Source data
┌──
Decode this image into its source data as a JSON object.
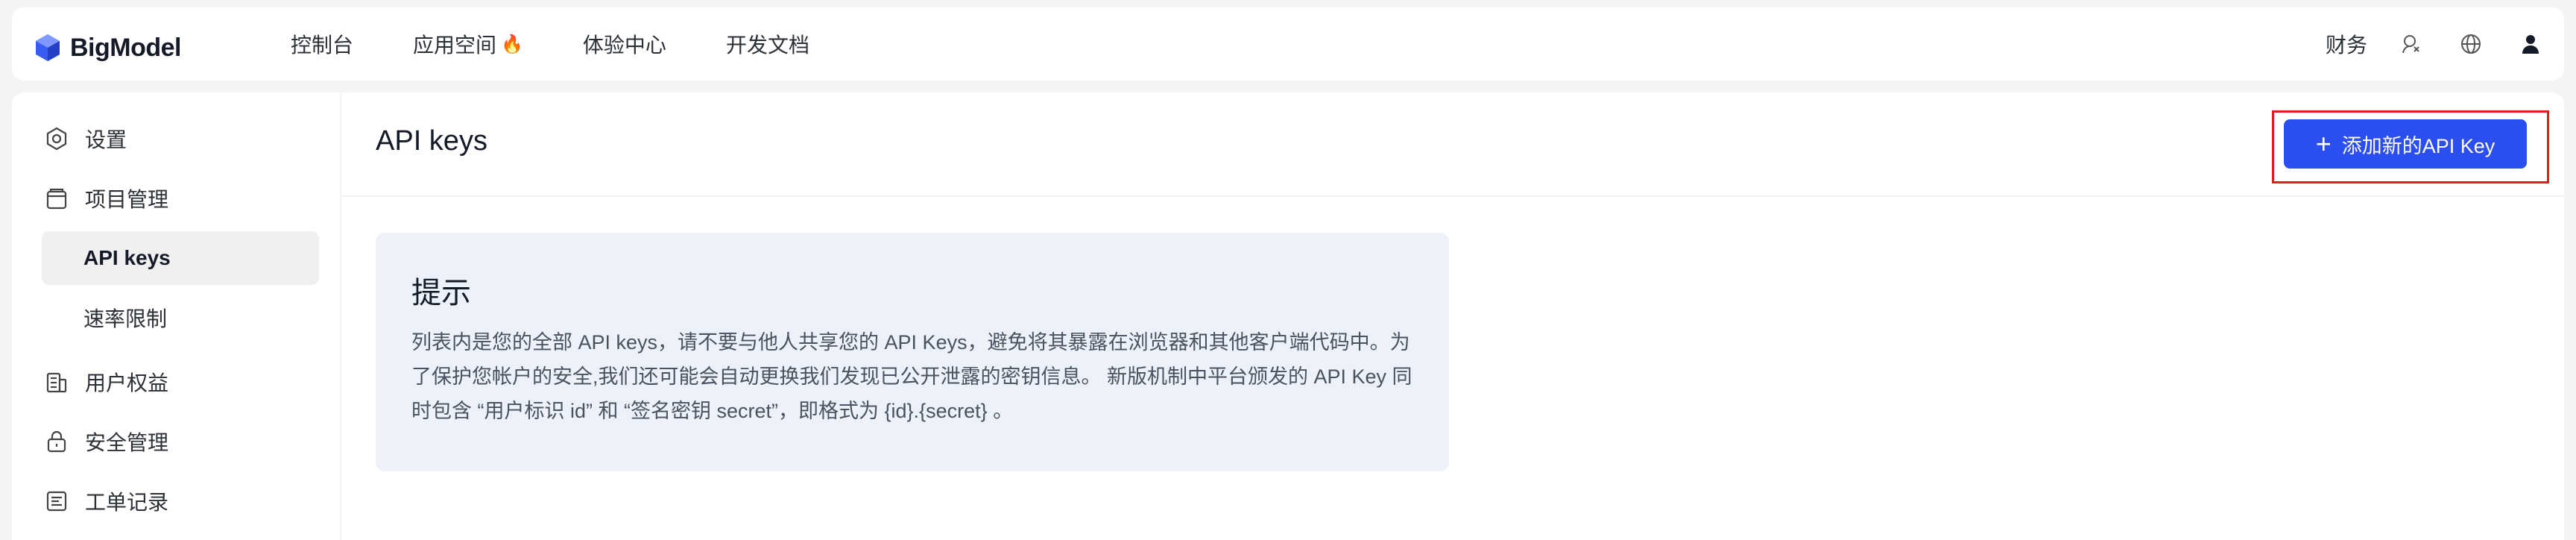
{
  "brand": {
    "name": "BigModel",
    "logo_icon": "hexagon-logo-icon",
    "accent": "#2b4ef0"
  },
  "nav": {
    "items": [
      {
        "label": "控制台"
      },
      {
        "label": "应用空间",
        "badge_icon": "🔥"
      },
      {
        "label": "体验中心"
      },
      {
        "label": "开发文档"
      }
    ]
  },
  "top_right": {
    "finance_label": "财务",
    "icons": [
      "support-agent-icon",
      "globe-icon",
      "user-icon"
    ]
  },
  "sidebar": {
    "items": [
      {
        "label": "设置",
        "icon": "gear-icon"
      },
      {
        "label": "项目管理",
        "icon": "project-icon"
      },
      {
        "label": "API keys",
        "active": true
      },
      {
        "label": "速率限制"
      },
      {
        "label": "用户权益",
        "icon": "benefits-icon"
      },
      {
        "label": "安全管理",
        "icon": "lock-icon"
      },
      {
        "label": "工单记录",
        "icon": "ticket-icon"
      }
    ]
  },
  "main": {
    "title": "API keys",
    "add_button_label": "添加新的API Key",
    "highlight_color": "#e02020",
    "tip": {
      "title": "提示",
      "body": "列表内是您的全部 API keys，请不要与他人共享您的 API Keys，避免将其暴露在浏览器和其他客户端代码中。为了保护您帐户的安全,我们还可能会自动更换我们发现已公开泄露的密钥信息。 新版机制中平台颁发的 API Key 同时包含 “用户标识 id” 和 “签名密钥 secret”，即格式为 {id}.{secret} 。"
    }
  }
}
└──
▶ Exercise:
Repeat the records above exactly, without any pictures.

▶ Response area:
Decode this image into its source data as a JSON object.
{
  "brand": {
    "name": "BigModel",
    "logo_icon": "hexagon-logo-icon",
    "accent": "#2b4ef0"
  },
  "nav": {
    "items": [
      {
        "label": "控制台"
      },
      {
        "label": "应用空间",
        "badge_icon": "🔥"
      },
      {
        "label": "体验中心"
      },
      {
        "label": "开发文档"
      }
    ]
  },
  "top_right": {
    "finance_label": "财务",
    "icons": [
      "support-agent-icon",
      "globe-icon",
      "user-icon"
    ]
  },
  "sidebar": {
    "items": [
      {
        "label": "设置",
        "icon": "gear-icon"
      },
      {
        "label": "项目管理",
        "icon": "project-icon"
      },
      {
        "label": "API keys",
        "active": true
      },
      {
        "label": "速率限制"
      },
      {
        "label": "用户权益",
        "icon": "benefits-icon"
      },
      {
        "label": "安全管理",
        "icon": "lock-icon"
      },
      {
        "label": "工单记录",
        "icon": "ticket-icon"
      }
    ]
  },
  "main": {
    "title": "API keys",
    "add_button_label": "添加新的API Key",
    "highlight_color": "#e02020",
    "tip": {
      "title": "提示",
      "body": "列表内是您的全部 API keys，请不要与他人共享您的 API Keys，避免将其暴露在浏览器和其他客户端代码中。为了保护您帐户的安全,我们还可能会自动更换我们发现已公开泄露的密钥信息。 新版机制中平台颁发的 API Key 同时包含 “用户标识 id” 和 “签名密钥 secret”，即格式为 {id}.{secret} 。"
    }
  }
}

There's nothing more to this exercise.